Today, it is 50 years (1973-05-22) since Ethernet was invented at Xerox PARC (Palo Alto Research Center), in Palo Alto, California. This date specifically references a memo written by Bob Metcalfe (1946 – ). Ether refers to an omnipresent, luminiferous aether, that acts as a passive medium for the propagation of electromagnetic waves. In 1975, Xerox filed a patent application listing Metcalfe, David Boggs (1950 – 2022) , Chuck Thacker (1943 – 2017) and Butler Lampson (1943 – ) as Ethernet inventors.
Metcalfe’s law states that the impact of a telecommunications network is proportional to the square of the number of nodes, initially expressed as compatible communicating devices in, later as connected users of, the system (n2). The law was first proposed in 1983-12, in a 3Com sales presentation, given by Robert Metcalfe. The law was popularized by George Gilder in a 1993-09-13 Forbes article which specifically associated it with Ethernet users.
Some feel that this law overstates the case, in that not all nodes are born equal. Specifically, reference is made to the Dunbar number, originally expressed as a cognitive limit to the number of people with whom one can maintain stable social relationships. Anthropologist Robin Dunbar (1947 – ), who devised the concept, places the limit at about 150, for people. In terms of this weblog post, I have stated that I will know that I am doing something wrong, if the number of readers exceeds 100. It is only intended for family and friends, with whom I wish to maintain stable social relationships. In addition, it allows for, say, fifty people to disown me (or the weblog), for various reasons, real or imagined. In terms of Ethernet nodes, it is easier to reach some in contrast to others. Indeed, most people place considerable effort in evading contact by spammers, and other forms of Internet lowlife.
António Madureira, Frank den Hartog, Harry Bouwman and Nico Baken have, in 2013, empirically validated Metcalfe’s law, specifically looking at how Internet usage patterns changed over time, See: Information Economics and Policy, 25 (4): 246–256.
Ethernet was commercially available, starting in 1980. It was standardized in 1983 as IEEE 802.3. New versions of Ethernet have increased bit rates, the number of nodes connected, and link distances, yet retain considerable backward compatibility. Ethernet has largely replaced competing wired local-area network (LAN) technologies, such as the token-ring and aloha networks.
An Ethernet connection is made using a cable fitted with a male plug connector at both ends. One end of the connector (most often a 8P8C plug) usually attaches to a device (such as a laptop computer) fitted with a 8P8C jack, while the plug, at the other end is attached to the jack of a switch. The term RJ45 connector/ plug/ jack is often used. The original (telephone) RJ45 connector featured a key that disallowed 8P8C connectors. These RJ45 connectors are obsolete, but continue to be referenced in the language. There are variations in the termination of the wiring inside 8P8C connectors, with two distinct flavours, officially known as T568A and T568B. These are defined in ANSI/TIA-568. I have never known anyone who uses anything but B.

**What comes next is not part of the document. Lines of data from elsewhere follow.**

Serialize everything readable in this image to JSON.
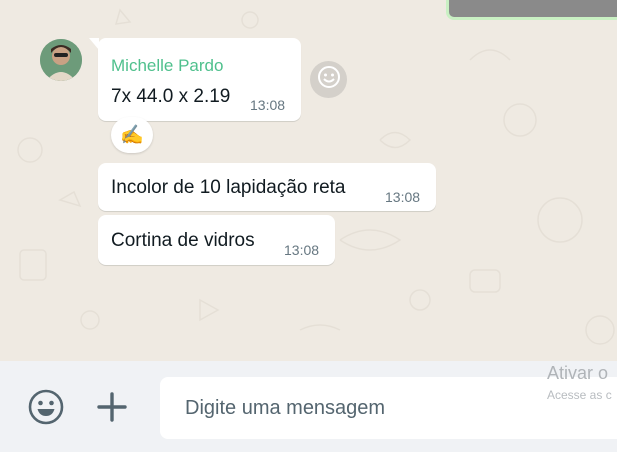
{
  "messages": [
    {
      "sender": "Michelle Pardo",
      "text": "7x 44.0 x 2.19",
      "time": "13:08",
      "reaction": "✍️"
    },
    {
      "text": "Incolor de 10 lapidação reta",
      "time": "13:08"
    },
    {
      "text": "Cortina de vidros",
      "time": "13:08"
    }
  ],
  "footer": {
    "emoji_icon": "emoji-icon",
    "attach_icon": "plus-icon",
    "input_placeholder": "Digite uma mensagem"
  },
  "watermark": {
    "title": "Ativar o",
    "subtitle": "Acesse as c"
  },
  "colors": {
    "chat_bg": "#efeae2",
    "sender_name": "#4fc08d",
    "footer_bg": "#f0f2f5"
  }
}
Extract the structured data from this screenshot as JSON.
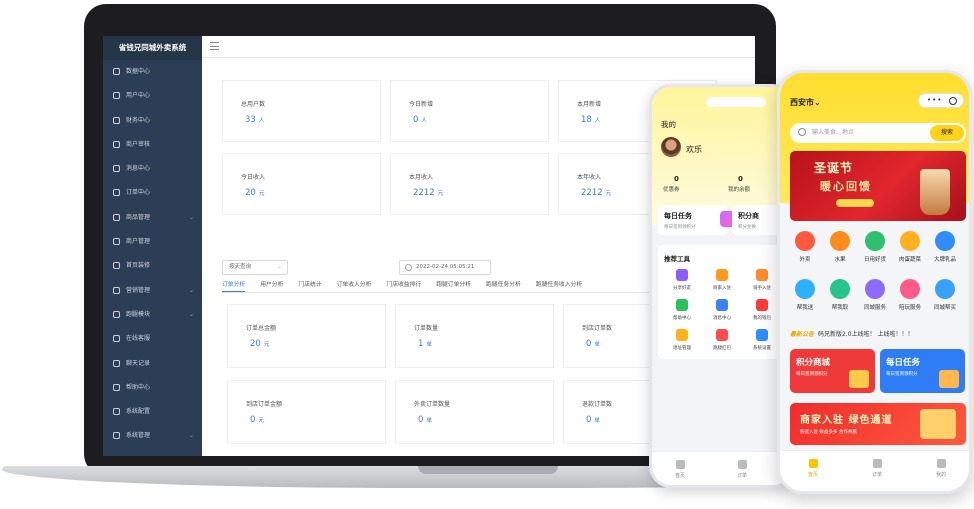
{
  "admin": {
    "app_title": "省钱兄同城外卖系统",
    "sidebar": [
      {
        "label": "数据中心",
        "has_children": false
      },
      {
        "label": "用户中心",
        "has_children": false
      },
      {
        "label": "财务中心",
        "has_children": false
      },
      {
        "label": "商户审核",
        "has_children": false
      },
      {
        "label": "消息中心",
        "has_children": false
      },
      {
        "label": "订单中心",
        "has_children": false
      },
      {
        "label": "商品管理",
        "has_children": true
      },
      {
        "label": "商户管理",
        "has_children": false
      },
      {
        "label": "首页装修",
        "has_children": false
      },
      {
        "label": "营销管理",
        "has_children": true
      },
      {
        "label": "跑腿模块",
        "has_children": true
      },
      {
        "label": "在线客服",
        "has_children": false
      },
      {
        "label": "聊天记录",
        "has_children": false
      },
      {
        "label": "帮助中心",
        "has_children": false
      },
      {
        "label": "系统配置",
        "has_children": false
      },
      {
        "label": "系统管理",
        "has_children": true
      }
    ],
    "stats": [
      {
        "label": "总用户数",
        "value": "33",
        "unit": "人"
      },
      {
        "label": "今日新增",
        "value": "0",
        "unit": "人"
      },
      {
        "label": "本月新增",
        "value": "18",
        "unit": "人"
      },
      {
        "label": "今日收入",
        "value": "20",
        "unit": "元"
      },
      {
        "label": "本月收入",
        "value": "2212",
        "unit": "元"
      },
      {
        "label": "本年收入",
        "value": "2212",
        "unit": "元"
      }
    ],
    "filter": {
      "mode": "按天查询",
      "date": "2022-02-24 05:05:21"
    },
    "tabs": [
      "订单分析",
      "用户分析",
      "门店统计",
      "订单收入分析",
      "门店收益排行",
      "跑腿订单分析",
      "跑腿任务分析",
      "跑腿任务收入分析"
    ],
    "active_tab": 0,
    "order_stats": [
      {
        "label": "订单总金额",
        "value": "20",
        "unit": "元"
      },
      {
        "label": "订单数量",
        "value": "1",
        "unit": "单"
      },
      {
        "label": "到店订单数",
        "value": "0",
        "unit": "单"
      },
      {
        "label": "到店订单金额",
        "value": "0",
        "unit": "元"
      },
      {
        "label": "外卖订单数量",
        "value": "0",
        "unit": "单"
      },
      {
        "label": "退款订单数",
        "value": "0",
        "unit": "单"
      }
    ]
  },
  "phone_profile": {
    "title": "我的",
    "username": "欢乐",
    "stats": [
      {
        "value": "0",
        "label": "优惠券"
      },
      {
        "value": "0",
        "label": "我的余额"
      }
    ],
    "task_card": {
      "title": "每日任务",
      "subtitle": "每日签到领积分"
    },
    "points_card": {
      "title": "积分商",
      "subtitle": "积分兑换"
    },
    "tools_title": "推荐工具",
    "tools": [
      {
        "label": "分享好友",
        "icon": "users-icon",
        "color": "#8e5cff"
      },
      {
        "label": "商家入驻",
        "icon": "shop-icon",
        "color": "#ff9a1f"
      },
      {
        "label": "骑手入驻",
        "icon": "rider-icon",
        "color": "#ff8b2a"
      },
      {
        "label": "帮助中心",
        "icon": "help-icon",
        "color": "#29c15a"
      },
      {
        "label": "消息中心",
        "icon": "message-icon",
        "color": "#3b82f6"
      },
      {
        "label": "我的钱包",
        "icon": "wallet-icon",
        "color": "#ff3b3b"
      },
      {
        "label": "地址管理",
        "icon": "location-icon",
        "color": "#ffb31a"
      },
      {
        "label": "跑腿红包",
        "icon": "redpacket-icon",
        "color": "#ff4d4f"
      },
      {
        "label": "系统设置",
        "icon": "gear-icon",
        "color": "#2f8cff"
      }
    ],
    "tabbar": [
      {
        "label": "首页",
        "icon": "home-icon"
      },
      {
        "label": "订单",
        "icon": "order-icon"
      }
    ]
  },
  "phone_home": {
    "city": "西安市",
    "search_placeholder": "输入美食、地点",
    "search_button": "搜索",
    "banner": {
      "title": "圣诞节",
      "subtitle": "暖心回馈"
    },
    "categories": [
      {
        "label": "外卖",
        "color": "#ff5a3d"
      },
      {
        "label": "水果",
        "color": "#ff8a1e"
      },
      {
        "label": "日用好货",
        "color": "#2fbf71"
      },
      {
        "label": "肉蛋蔬菜",
        "color": "#ffb021"
      },
      {
        "label": "大牌乳品",
        "color": "#2f8cff"
      },
      {
        "label": "帮我送",
        "color": "#2fb0ff"
      },
      {
        "label": "帮我取",
        "color": "#27c48b"
      },
      {
        "label": "同城服务",
        "color": "#8c6cff"
      },
      {
        "label": "陪玩服务",
        "color": "#ff5a8a"
      },
      {
        "label": "同城帮买",
        "color": "#3aa0ff"
      }
    ],
    "notice_tag": "最新公告",
    "notice_text": "码兄新版2.0上线啦！ 上线啦！！！",
    "promos": [
      {
        "title": "积分商城",
        "subtitle": "每日签到领积分",
        "color": "#f03a3a"
      },
      {
        "title": "每日任务",
        "subtitle": "每日签到领积分",
        "color": "#2f7df6"
      }
    ],
    "wide_banner": {
      "title": "商家入驻 绿色通道",
      "subtitle": "快速入驻 收益多多 合作共赢"
    },
    "tabbar": [
      {
        "label": "首页",
        "icon": "home-icon",
        "active": true
      },
      {
        "label": "订单",
        "icon": "order-icon",
        "active": false
      },
      {
        "label": "我的",
        "icon": "user-icon",
        "active": false
      }
    ]
  }
}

Connector installation improves with practice. We use purpose built tools and a tester to ensure that cables function properly.
It can be difficult for people to obtain appropriate information about Ethernet connections, and Internet operations, more generally .
Many people I associate with are surprised that Cliff Cottage, our residence, is wired with CAT 6A Ethernet cable. Gratuitous advice: If it is too difficult to put Ethernet cable inside a wall, fasten it outside, immediately above a baseboard. We have done this in select locations. We have also allowed the cable to be fitted inside door molding.
We use a power-over-Ethernet (PoE) switch with 24 ports, that are fitted to our server rack. This allows us to send data and electrical power in the same cable. Users in our household each have a PoE UniFi Flex Mini switch with five ports, operating at gigabit speed. We also have three UniFi Wi-Fi 6 lite access points at appropriate locations in the house, so that all portable/ hand-held devices can connect to the Internet..
Note: The publication date is also World Goth Day #15. It will not have a weblog post devoted to it this year, but will return to explore Gothic architecture on World Goth Day #16, 2024-05-22. As compensation, a weblog post about Wave Gotik Treffen, a Leipzig music festival, will be published 2023-05-27.